Immediate Action Required to Address Needs, Vulnerabilities of 2.75m Stranded Migrants | International Organization for Migration
Effective international cooperation is urgently needed to address the circumstances of millions of migrants stranded worldwide due to mobility restrictions imposed to contain the spread of COVID-19, the International Organization for Migration said today. A three-month-long COVID-19 Impact on Migrants effort by IOM’s Returns Task Force reveals for the first time the scope and complexities of the challenges facing governments and people on the move at a time when at least 2.75 million* migrants are stranded (13 July) worldwide. “The scope and subsequent enforcement of tens of thousands of mobility restrictions including border closures and nation-wide lockdowns related to COVID-19 requires states to reach out to their neighbours and to migrants’ countries of origin to address their needs and vulnerabilities,” said IOM Director General, António Vitorino.
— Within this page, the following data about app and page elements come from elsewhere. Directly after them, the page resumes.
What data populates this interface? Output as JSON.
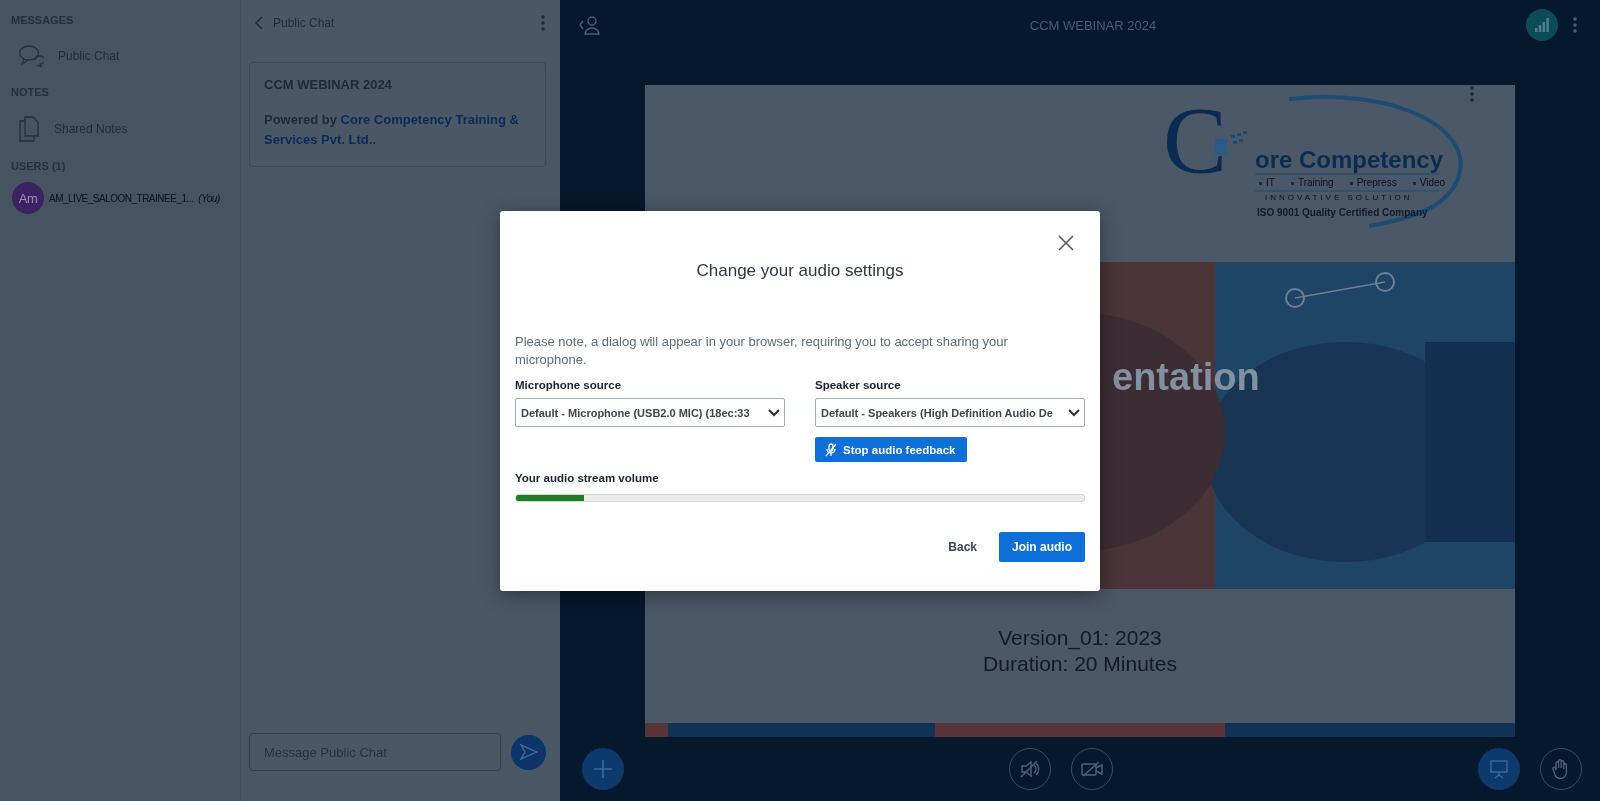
{
  "sidebar": {
    "sections": [
      {
        "title": "MESSAGES",
        "items": [
          {
            "kind": "chat",
            "label": "Public Chat"
          }
        ]
      },
      {
        "title": "NOTES",
        "items": [
          {
            "kind": "notes",
            "label": "Shared Notes"
          }
        ]
      },
      {
        "title": "USERS (1)",
        "items": [
          {
            "kind": "user",
            "avatar": "Am",
            "label": "AM_LIVE_SALOON_TRAINEE_1...",
            "tag": "(You)"
          }
        ]
      }
    ]
  },
  "chat": {
    "title": "Public Chat",
    "welcome": {
      "title": "CCM WEBINAR 2024",
      "prefix": "Powered by ",
      "link_lines": [
        "Core Competency Training &",
        "Services Pvt. Ltd."
      ],
      "suffix": "."
    },
    "input": {
      "placeholder": "Message Public Chat"
    }
  },
  "main": {
    "title": "CCM WEBINAR 2024"
  },
  "slide": {
    "logo": {
      "initial": "C",
      "brand": "ore Competency",
      "services": [
        "IT",
        "Training",
        "Prepress",
        "Video"
      ],
      "tagline": "INNOVATIVE SOLUTION",
      "certification": "ISO 9001 Quality Certified Company"
    },
    "banner_text": "entation",
    "lines": [
      "Version_01: 2023",
      "Duration: 20 Minutes"
    ]
  },
  "dialog": {
    "title": "Change your audio settings",
    "note": "Please note, a dialog will appear in your browser, requiring you to accept sharing your microphone.",
    "microphone": {
      "label": "Microphone source",
      "value": "Default - Microphone (USB2.0 MIC) (18ec:33"
    },
    "speaker": {
      "label": "Speaker source",
      "value": "Default - Speakers (High Definition Audio De"
    },
    "feedback_button": "Stop audio feedback",
    "volume": {
      "label": "Your audio stream volume",
      "level": 0.12
    },
    "buttons": [
      {
        "kind": "secondary",
        "label": "Back"
      },
      {
        "kind": "primary",
        "label": "Join audio"
      }
    ]
  }
}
“It should be clear that migrants can be returned home in a safe and dignified manner despite the constraints imposed by COVID-19. Where governments have taken action, tens of thousands of migrants have been able to return home in a manner that takes into consideration the significant health challenges the pandemic poses. Labour corridors have been re-opened, helping to reanimate economies in both source and destination countries and dampen the economic impact of the pandemic. These are all positive steps, but we must move now to replicate these good practices more widely.”
For the purposes of the report, stranded migrants are defined as individuals outside of their country of habitual residence, wishing to return home but who are unable to do so due to mobility restrictions related to COVID-19. This snapshot, based on data collected from 382 locations in more than 101 countries, “is considered a large underestimation of the number of migrants stranded or otherwise impacted by COVID-19” the report states.
IOM has been tracking global mobility restrictions and their impact since early March. The most recent data reveals some 220 countries, territories and areas have imposed over 91,000 restrictions on movement. As a result of these global containment measures, IOM has received hundreds of requests to assist nearly 115,000 stranded migrants to safely and voluntarily return home.
Once stranded, some migrants are at a higher risk of abuse, exploitation and neglect. The loss of livelihoods can increase vulnerabilities and expose them to exploitation by criminal syndicates, human traffickers and others who take advantage of these situations. IOM has repeatedly called for migrants to be included in national COVID-19 response and recovery plans. Too often, however, they are excluded from or, due to their irregular status, unwilling to seek health and other social support services, a situation exacerbated by rising anti-migrant sentiment in some countries. “Migrants often face stigma, discrimination and xenophobic attacks but the extent to which social media in particular has served as an incubator and amplifier of hate speech is a deeply-troubling phenomena,” Director General Vitorino said. “The violence we have seen directed at migrants and other vulnerable people is inexcusable. It is essential to criminalize extreme forms of hate speech, including incitement to discrimination and violence, and to hold the perpetrators accountable.”